Bankers get a ton of email every day, which is why we found research from the University of Sussex on this interesting. It finds the four primary reasons employees will log in remotely to answer work emails are: showing concern for a coworker, getting work done effectively, preserving their own well-being, or having control over their work.
Speaking of work, the Department of Labor (DOL) in September announced a final rule to make about 1.3mm workers eligible for overtime pay. The new rules update existing thresholds last touched in 2004 and go into effect Jan 1.
Here's a sampling of what's changing and will most likely impact community financial institutions.
The DOL is raising the "standard salary level" to $684 per week, or $35,568 per year for a full-year worker. This compares to the current level of $455 per week, or $23,660 per year.
Also, the total annual compensation requirement rises for what are considered "highly compensated employees" to $107,432 per year from $100,000 per year. Companies are allowed to use nondiscretionary bonuses and incentive payments (including commissions) paid at least annually to satisfy up to 10% of the standard salary level.
While January is still a ways off, you may have some homework to do in preparation. One thing you need to consider is the effect these new requirements may have on employee benefit plans as well. This could be an issue for some that have different benefit tiers for salaried/exempt and hourly/nonexempt workers, for example. Carefully review these plans accordingly, since the new law could have possible impacts on matching contributions and nondiscrimination testing, for instance.
Health plans and other benefits could also be impacted, so be sure to review these areas as well.
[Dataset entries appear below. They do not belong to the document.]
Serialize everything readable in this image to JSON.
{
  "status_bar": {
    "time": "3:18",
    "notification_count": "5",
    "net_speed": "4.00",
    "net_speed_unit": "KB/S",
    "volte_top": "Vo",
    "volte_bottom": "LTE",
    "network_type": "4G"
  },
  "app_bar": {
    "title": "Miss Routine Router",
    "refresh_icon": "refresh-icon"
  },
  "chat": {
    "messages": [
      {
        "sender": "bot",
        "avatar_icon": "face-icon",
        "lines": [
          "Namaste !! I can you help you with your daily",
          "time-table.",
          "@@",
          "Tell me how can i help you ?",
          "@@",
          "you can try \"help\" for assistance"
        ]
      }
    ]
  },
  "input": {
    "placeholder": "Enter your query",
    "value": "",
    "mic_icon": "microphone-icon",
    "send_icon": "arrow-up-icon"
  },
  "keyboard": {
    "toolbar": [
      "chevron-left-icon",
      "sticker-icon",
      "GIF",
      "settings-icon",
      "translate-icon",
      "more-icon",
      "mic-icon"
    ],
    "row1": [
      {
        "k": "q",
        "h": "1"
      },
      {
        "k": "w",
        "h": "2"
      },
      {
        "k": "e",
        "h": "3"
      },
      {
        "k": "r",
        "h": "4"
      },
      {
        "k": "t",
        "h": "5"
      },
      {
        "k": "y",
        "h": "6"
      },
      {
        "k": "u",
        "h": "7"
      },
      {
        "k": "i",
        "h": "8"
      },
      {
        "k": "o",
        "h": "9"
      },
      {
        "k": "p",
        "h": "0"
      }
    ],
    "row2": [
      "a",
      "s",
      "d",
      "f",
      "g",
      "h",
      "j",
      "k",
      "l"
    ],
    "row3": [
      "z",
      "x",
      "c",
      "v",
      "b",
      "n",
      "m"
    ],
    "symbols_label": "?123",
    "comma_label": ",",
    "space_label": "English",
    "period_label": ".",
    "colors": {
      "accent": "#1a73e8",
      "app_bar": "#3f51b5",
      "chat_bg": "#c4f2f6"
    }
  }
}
A change in who is eligible for certain benefits could impact a plan's cost and effectiveness, so it bears further investigation.
Community financial institutions that classify employees as exempt from overtime based only on salary should take a closer look and reevaluate this practice. The new rules require you to recognize and consider the need to meet the "duties tests" for executive, administrative, or professional employees.
Of course, you will still need to ensure you are complying with applicable state wage law. The new rules do not prevent a state from establishing its own protective standards. If a state chooses to do so, the higher standard applies in that state.
As always, be sure to consult with legal counsel to ensure your institution's practices are updated appropriately to comply fully with federal and state wage laws.